2022 was an unbe-leaf-able year for Sustainable Princeton’s Changing the Landscape Campaign. From native plants to electric landscaping equipment, the campaign raised awareness and educated community members about sustainable landscaping practices. With the new year just days away, we are sharing ten of the top highlights and a little of what we’re planting for 2023.
In April, our Executive Director, Christine Symington, joined the Princeton Podcast to talk about the Changing the Landscape campaign and offer recommendations for homeowners looking to make a sustainable change in their yard. Listen to the episode online.
For Earth Month, we hosted an exhibit at the Princeton Public Library that displayed information about the campaign, landscaping tips and recommendations to share with landscapers.
We featured the A-STAR Neighborhood’s landscaping efforts on social media. Here are some examples of their sustainable gardening practices:
The STAR Neighborhoods program gives Princeton residents the opportunity to actively participate in building a more sustainable, together and resilient community.
Speaking of our STAR Neighborhoods, we collaborated with the A-STAR Neighborhood to create a list of common landscaping phrases translated into Spanish. Download the Spanish Phrases resource (.pdf).
We also created a list of yard certifications for homeowners. Download the Certify Your Yard resource (.pdf).
This phrase is at the heart of our Changing the Landscape campaign. But what does it mean? By encouraging Princeton residents and the landscaping community to adopt a variety of sustainable landscaping practices, we can protect the health of both landscape workers, neighbors and our local ecosystem.
Landscapers and homeowners may encounter serious hazards while taking care of lawns. We created a list of risks and remedies – download the resource (.pdf) to learn how to protect yourself, your landscaper workers and your community.
Every fall, leaves pile up in Princeton’s streets, creating safety hazards for bikers, blocking stormwater drains, and feeding unhealthy algae blooms in our waterways. Fortunately, there’s a solution: Leave your leaves where they can do some good for your soil.
During the fall months we shared a number of resources and information about how to make the switch. Learn more about leaving the leaves.
Recognizing the number of Princeton homeowners who hire landscaping businesses to care for their yards, we created a number of resources to encourage sustainable landscaping practices, including a new webpage: Conversations with Landscapers
On social media we created videos with information about what sustainable landscaping practices to discuss with your landscaper, how to follow the new Sustainable Landscaping Ordinance that restricts gas-powered leaf blowers in the summer, as well as what to look for when hiring your landscaper.
We created an educational native vs invasive plant card game to use at in-person events like Princeton’s Community Night Out and the YWCA Centennial. Native plants were awarded as prizes to those who knew the most native/invasive species. Then we converted the card game to a digital format to play a weekly quiz on Instagram.

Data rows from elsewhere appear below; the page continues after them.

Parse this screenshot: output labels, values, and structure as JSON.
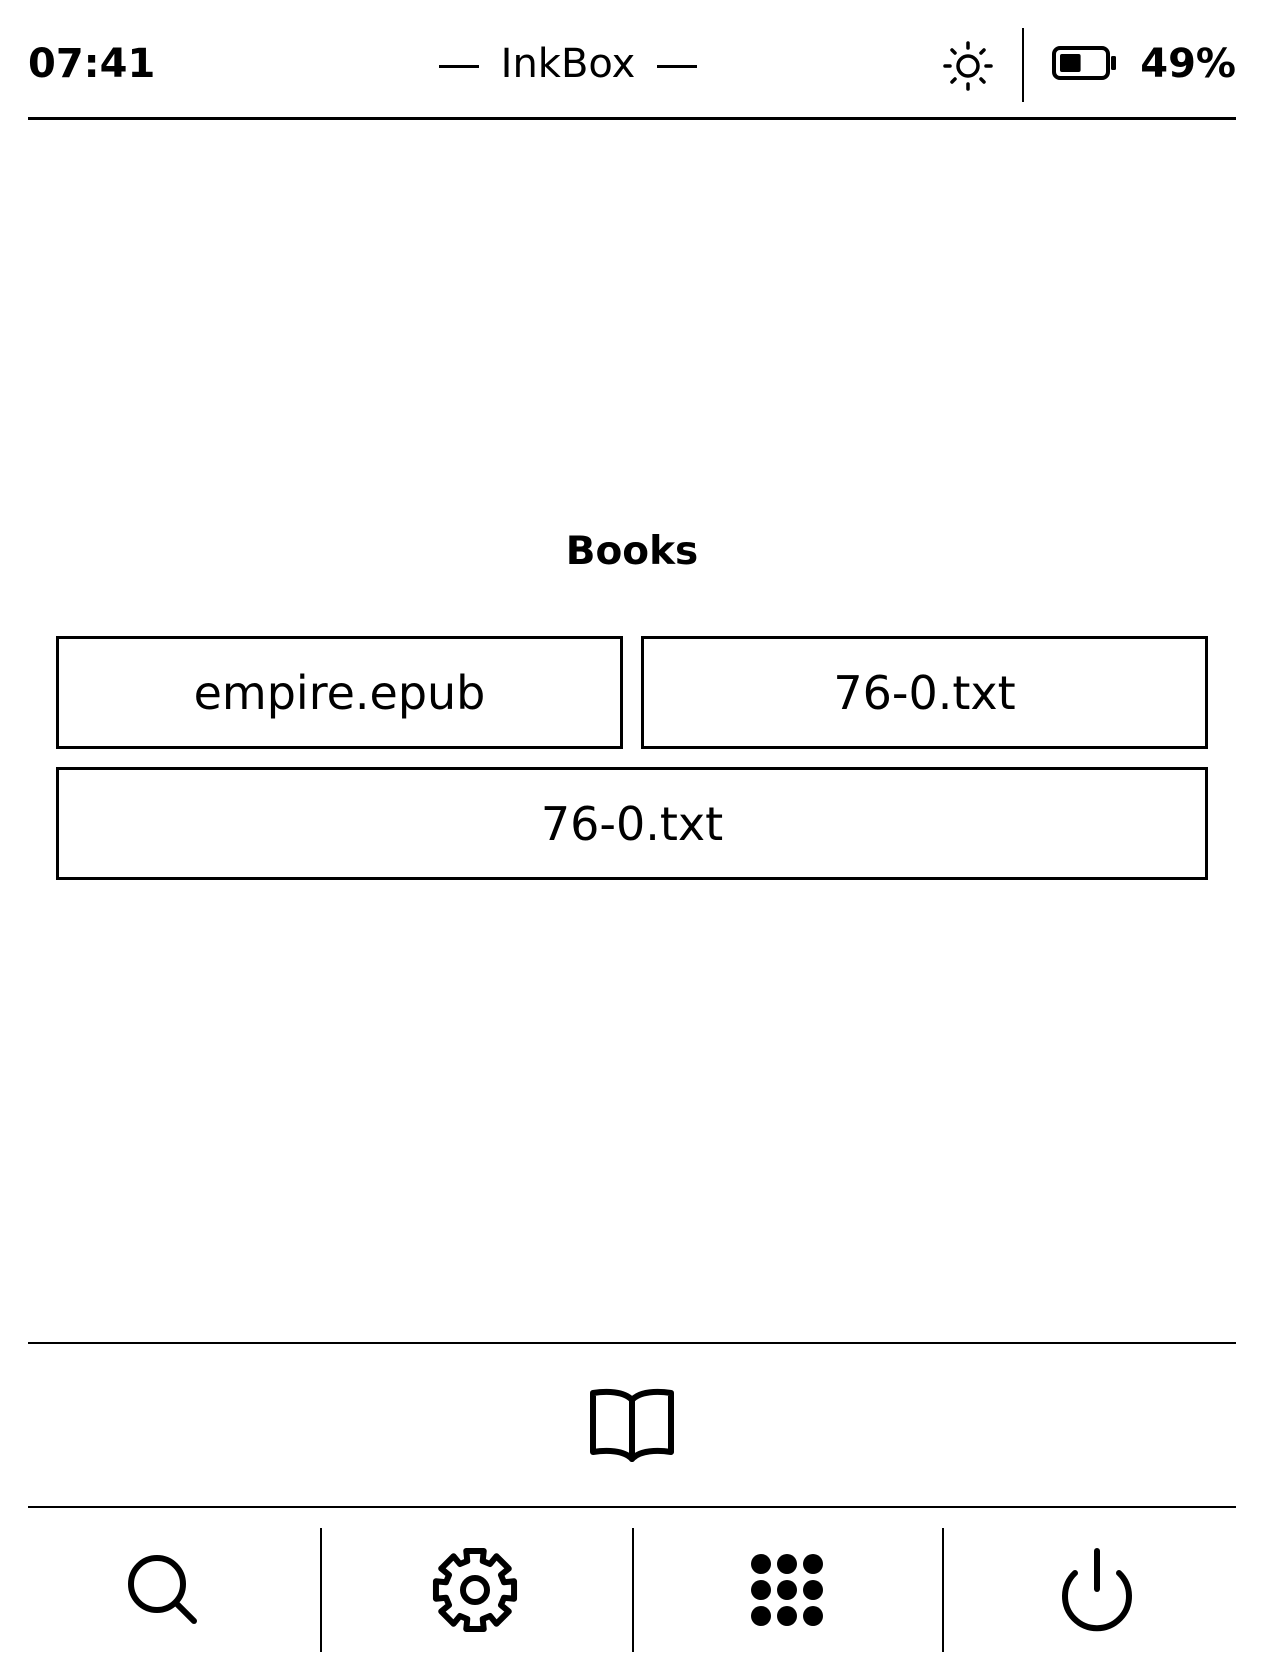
{
  "status_bar": {
    "time": "07:41",
    "title": "InkBox",
    "brightness_icon": "brightness-icon",
    "battery_icon": "battery-icon",
    "battery_level": 0.49,
    "battery_percent": "49%"
  },
  "main": {
    "heading": "Books",
    "books": [
      {
        "label": "empire.epub"
      },
      {
        "label": "76-0.txt"
      },
      {
        "label": "76-0.txt"
      }
    ]
  },
  "bottom_bar": {
    "library_icon": "book-open-icon",
    "nav": [
      {
        "icon": "search-icon"
      },
      {
        "icon": "gear-icon"
      },
      {
        "icon": "apps-grid-icon"
      },
      {
        "icon": "power-icon"
      }
    ]
  }
}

We also shared a Native Plant of the Week in our newsletter and on social media. In October, we highlighted invasive plants through a scary (but fun) Invasive Plant of the Week series.
Throughout the year, we featured Princeton resident and avid gardener, Jess Atkins in a series of communications. In her first interview, Jess shared her experiences in gardening as well as tips and tricks for new gardeners. We also shared these tips and tricks on our Instagram in a series of posts and videos. In the fall, we highlighted Jess’ fall landscaping practices and shared tips for leaf care and winter clean-up. We loved sharing Jess’ gardening expertise and hope to include more perspectives from homeowners in the new year. Landscaping needs will vary from yard to yard and we encourage implementing the sustainable landscaping solutions that work best for you!
The Landscape Transition Fund was established to incentivize the transition to battery-powered lawn care equipment by providing financial assistance to the landscaping community. As part of the “Changing the Landscape: Healthy Yards = Healthy People” Campaign, this fund spurred positive change by encouraging the adoption of sustainable landscaping practices while improving the health of the environment, landscaping workers, and community members.
Thanks to our generous donors, $21,000 was raised to reimburse small landscaping businesses that operate in Princeton that purchased electric landscaping equipment. 24 landscaping businesses applied the reimbursement funds toward 93 individual pieces of battery-powered equipment, including blowers, chargers, batteries, and trimmers. Learn more on our Current Projects page.
We are excited for the potential to host home garden tours as well as electric lawn equipment demos. Stay tuned for more landscaping themed resources, workshops, events and other programming to be announced. If you have suggestions or feedback about the Changing the Landscape Campaign, feel free to contact us!